And why hasn’t anyone taken the initiative to bring women into the industry already? Actually, they have. You can be forgiven for being ignorant about this, of course, as the SJWs don’t seem to care much for it. They seem dead set on cursing the darkness, with cratefuls of candles and matchbooks laying at their feet.
What drives the social justice warrior in this matter? Is it really to help the gaming industry reach different, untapped markets and providing underrepresented demographics with games they would enjoy? Or might this be yet another misguided attempt to make the world fair by forcing those perceived to be unfair to play by their rules?
In the end, I just care about the games, and developers’ right to portray what they want in them. If there is disagreeable content in a game, it should be regarded as controversial artwork, not a defective product. If video games are art, they should be entitled to the same rights of free expression as any other medium.

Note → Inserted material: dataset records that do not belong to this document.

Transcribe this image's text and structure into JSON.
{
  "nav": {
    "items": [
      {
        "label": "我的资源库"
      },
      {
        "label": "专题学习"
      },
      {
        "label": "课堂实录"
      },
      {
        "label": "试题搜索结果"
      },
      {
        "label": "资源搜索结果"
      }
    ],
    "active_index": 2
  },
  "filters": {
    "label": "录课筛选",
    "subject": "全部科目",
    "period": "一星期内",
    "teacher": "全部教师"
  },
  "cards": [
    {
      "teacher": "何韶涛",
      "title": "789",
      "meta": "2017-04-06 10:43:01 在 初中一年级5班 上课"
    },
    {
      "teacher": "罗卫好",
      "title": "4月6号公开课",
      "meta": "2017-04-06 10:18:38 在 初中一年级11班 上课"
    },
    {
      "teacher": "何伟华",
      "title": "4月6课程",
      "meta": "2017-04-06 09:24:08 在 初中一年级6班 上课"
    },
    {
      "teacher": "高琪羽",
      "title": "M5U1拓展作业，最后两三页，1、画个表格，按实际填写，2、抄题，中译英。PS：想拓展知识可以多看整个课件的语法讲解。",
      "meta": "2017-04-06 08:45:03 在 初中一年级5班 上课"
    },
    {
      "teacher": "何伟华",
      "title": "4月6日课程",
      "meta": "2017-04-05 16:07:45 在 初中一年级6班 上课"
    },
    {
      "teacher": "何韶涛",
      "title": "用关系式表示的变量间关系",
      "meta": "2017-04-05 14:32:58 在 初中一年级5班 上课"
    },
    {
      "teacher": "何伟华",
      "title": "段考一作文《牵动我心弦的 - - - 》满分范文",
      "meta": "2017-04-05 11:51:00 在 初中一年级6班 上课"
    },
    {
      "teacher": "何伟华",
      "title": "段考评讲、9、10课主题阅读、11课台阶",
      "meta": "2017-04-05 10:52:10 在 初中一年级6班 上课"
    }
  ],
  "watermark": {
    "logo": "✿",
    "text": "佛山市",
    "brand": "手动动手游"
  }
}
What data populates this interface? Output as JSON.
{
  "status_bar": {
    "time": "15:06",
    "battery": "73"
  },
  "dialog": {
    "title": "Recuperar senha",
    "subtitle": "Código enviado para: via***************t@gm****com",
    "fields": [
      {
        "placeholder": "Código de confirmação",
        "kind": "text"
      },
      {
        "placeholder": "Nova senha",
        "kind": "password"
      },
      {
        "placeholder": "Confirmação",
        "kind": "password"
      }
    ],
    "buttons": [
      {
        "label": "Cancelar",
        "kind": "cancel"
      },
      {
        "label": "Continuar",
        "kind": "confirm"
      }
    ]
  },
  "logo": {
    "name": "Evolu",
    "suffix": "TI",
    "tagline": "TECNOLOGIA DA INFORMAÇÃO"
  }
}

If you’d like to read more on GamerGate, some well-written and -spoken pieces on it can be found by Allum Bokhari, Christina Hoff Sommers, and Cathy Young. For more in-depth coverage, you can check out some resources put together by hardcore GamerGaters here and here. I haven’t exactly perused these myself, so this is not an official endorsement of them, but they should provide some counterpoints to the movement as it’s been portrayed by shamelessly biased media in the mainstream.
* Edit: It has been noted that I had brought this up while disregarding the violent actions of those opposed to Ms. Sarkeesian in order to silence her, such as sending her death threats. After some consideration, I must admit that it was rather hypocritical of me to imply that the false fire alarms were exemplary behavior of SJWs as a whole, while presumably dismissing the actions of those behind the death threats as those of a few bad apples within the GamerGate movement. Please grant me a bit of space for some hyperbole in the name of rhetoric, and take my words with a grain of salt. Thank you.